Problem details:
Each line holding the word "JSON" must appear in the answer, copied from the entries.

Data records for software interfaces
• • • •

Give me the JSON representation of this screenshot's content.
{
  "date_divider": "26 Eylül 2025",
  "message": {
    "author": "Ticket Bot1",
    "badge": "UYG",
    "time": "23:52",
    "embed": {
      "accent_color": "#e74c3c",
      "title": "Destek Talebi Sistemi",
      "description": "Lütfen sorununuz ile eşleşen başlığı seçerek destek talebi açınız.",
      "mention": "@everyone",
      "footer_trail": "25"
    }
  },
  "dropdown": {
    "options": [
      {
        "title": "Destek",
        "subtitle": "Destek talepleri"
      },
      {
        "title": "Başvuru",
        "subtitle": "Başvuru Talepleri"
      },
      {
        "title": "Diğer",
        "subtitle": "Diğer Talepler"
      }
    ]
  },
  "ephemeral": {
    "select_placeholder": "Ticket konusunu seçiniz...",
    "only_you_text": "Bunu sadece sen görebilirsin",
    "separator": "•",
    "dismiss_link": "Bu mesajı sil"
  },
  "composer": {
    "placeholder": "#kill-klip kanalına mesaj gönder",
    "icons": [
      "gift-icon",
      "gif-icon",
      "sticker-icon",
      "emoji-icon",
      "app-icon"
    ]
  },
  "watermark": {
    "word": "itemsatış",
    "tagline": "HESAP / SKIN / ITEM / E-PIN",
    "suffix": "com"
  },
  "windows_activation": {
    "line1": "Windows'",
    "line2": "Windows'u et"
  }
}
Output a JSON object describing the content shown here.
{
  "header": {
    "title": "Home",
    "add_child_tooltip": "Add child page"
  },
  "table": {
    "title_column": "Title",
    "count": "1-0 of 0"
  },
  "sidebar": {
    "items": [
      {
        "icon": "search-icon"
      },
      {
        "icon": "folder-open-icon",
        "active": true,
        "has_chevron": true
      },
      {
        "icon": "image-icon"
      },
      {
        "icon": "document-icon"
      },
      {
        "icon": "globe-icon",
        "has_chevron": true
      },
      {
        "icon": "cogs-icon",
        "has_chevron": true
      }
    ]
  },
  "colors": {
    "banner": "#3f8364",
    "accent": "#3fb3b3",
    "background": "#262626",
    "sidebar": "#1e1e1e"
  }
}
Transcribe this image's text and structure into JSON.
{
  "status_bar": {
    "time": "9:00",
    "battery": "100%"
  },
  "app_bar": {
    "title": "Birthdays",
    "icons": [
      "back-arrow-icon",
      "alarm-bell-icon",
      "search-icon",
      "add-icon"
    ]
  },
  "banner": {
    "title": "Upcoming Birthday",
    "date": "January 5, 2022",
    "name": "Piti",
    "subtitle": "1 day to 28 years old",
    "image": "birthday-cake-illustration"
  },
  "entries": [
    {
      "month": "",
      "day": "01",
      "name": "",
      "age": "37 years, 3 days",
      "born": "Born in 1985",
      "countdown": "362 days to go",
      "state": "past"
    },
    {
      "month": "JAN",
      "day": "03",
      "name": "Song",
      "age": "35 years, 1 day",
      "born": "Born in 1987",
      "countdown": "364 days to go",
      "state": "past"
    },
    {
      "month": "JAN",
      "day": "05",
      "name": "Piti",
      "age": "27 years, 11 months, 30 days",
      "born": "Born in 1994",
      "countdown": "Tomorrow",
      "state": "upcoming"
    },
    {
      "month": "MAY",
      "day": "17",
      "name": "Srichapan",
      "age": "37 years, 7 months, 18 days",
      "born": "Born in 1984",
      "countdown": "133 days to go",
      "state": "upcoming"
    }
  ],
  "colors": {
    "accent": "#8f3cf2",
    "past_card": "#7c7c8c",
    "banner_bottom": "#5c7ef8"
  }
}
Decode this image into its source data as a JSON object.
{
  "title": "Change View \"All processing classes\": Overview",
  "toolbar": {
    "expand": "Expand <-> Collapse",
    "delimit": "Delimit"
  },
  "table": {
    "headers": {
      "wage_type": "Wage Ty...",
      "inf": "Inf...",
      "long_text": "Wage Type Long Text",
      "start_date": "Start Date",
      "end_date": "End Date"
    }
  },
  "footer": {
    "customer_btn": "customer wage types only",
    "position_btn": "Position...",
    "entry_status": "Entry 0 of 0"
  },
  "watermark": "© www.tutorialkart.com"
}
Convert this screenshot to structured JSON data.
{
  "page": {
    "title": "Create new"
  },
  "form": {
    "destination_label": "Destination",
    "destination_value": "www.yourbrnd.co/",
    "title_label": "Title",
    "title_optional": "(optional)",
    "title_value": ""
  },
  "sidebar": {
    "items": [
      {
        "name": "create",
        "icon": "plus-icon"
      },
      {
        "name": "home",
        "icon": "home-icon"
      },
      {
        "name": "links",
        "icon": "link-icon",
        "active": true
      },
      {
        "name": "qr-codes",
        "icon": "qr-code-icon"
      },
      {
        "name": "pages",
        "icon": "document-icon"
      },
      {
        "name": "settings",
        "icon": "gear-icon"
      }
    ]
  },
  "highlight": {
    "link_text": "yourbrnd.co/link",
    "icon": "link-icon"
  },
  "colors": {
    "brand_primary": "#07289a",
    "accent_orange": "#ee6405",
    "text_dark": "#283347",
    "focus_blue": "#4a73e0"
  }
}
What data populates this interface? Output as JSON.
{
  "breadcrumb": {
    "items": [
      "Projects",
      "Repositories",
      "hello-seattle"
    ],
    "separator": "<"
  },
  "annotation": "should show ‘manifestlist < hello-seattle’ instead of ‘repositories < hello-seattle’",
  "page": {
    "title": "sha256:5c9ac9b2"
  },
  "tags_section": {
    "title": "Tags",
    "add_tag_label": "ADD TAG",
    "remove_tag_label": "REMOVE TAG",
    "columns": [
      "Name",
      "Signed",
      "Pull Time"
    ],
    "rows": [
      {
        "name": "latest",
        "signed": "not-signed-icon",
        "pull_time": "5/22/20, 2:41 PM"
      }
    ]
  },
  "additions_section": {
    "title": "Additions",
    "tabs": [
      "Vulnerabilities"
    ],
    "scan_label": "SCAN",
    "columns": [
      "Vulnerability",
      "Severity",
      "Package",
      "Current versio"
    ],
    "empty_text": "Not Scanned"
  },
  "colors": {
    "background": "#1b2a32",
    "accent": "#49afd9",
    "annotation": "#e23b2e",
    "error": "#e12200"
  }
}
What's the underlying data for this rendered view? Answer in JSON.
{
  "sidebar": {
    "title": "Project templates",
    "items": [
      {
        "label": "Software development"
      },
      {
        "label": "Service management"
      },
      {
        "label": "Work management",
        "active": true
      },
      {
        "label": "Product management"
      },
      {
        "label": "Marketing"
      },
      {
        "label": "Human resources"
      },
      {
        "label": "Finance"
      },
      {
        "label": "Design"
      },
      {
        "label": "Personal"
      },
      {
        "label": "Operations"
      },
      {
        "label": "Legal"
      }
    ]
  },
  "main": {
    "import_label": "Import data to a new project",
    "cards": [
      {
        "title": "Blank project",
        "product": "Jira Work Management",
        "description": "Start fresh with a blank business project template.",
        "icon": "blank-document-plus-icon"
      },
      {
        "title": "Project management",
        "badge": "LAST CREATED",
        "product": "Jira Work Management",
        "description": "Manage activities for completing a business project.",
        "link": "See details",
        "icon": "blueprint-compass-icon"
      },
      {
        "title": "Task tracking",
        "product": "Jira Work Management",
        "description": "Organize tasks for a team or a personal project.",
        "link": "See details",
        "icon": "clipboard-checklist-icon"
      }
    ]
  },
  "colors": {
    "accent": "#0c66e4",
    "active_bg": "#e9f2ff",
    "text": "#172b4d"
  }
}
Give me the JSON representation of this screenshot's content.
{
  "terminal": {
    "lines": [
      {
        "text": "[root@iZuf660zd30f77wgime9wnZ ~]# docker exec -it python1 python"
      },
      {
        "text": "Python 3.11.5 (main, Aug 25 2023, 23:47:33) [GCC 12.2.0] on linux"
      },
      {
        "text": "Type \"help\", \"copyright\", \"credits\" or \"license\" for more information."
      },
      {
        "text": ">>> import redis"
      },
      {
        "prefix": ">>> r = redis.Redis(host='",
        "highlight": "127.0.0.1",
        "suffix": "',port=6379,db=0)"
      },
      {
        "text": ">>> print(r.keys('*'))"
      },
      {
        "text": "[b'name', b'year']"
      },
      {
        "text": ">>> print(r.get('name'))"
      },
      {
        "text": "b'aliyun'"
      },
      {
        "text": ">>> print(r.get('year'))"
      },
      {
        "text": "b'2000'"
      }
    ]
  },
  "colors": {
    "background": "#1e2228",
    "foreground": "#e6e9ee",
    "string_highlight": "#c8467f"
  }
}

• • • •

Reply:
Give me the JSON representation of this screenshot's content.
Output a JSON object describing the content shown here.
Transcribe this image's text and structure into JSON.
Decode this image into its source data as a JSON object.
Convert this screenshot to structured JSON data.
What data populates this interface? Output as JSON.
What's the underlying data for this rendered view? Answer in JSON.
Give me the JSON representation of this screenshot's content.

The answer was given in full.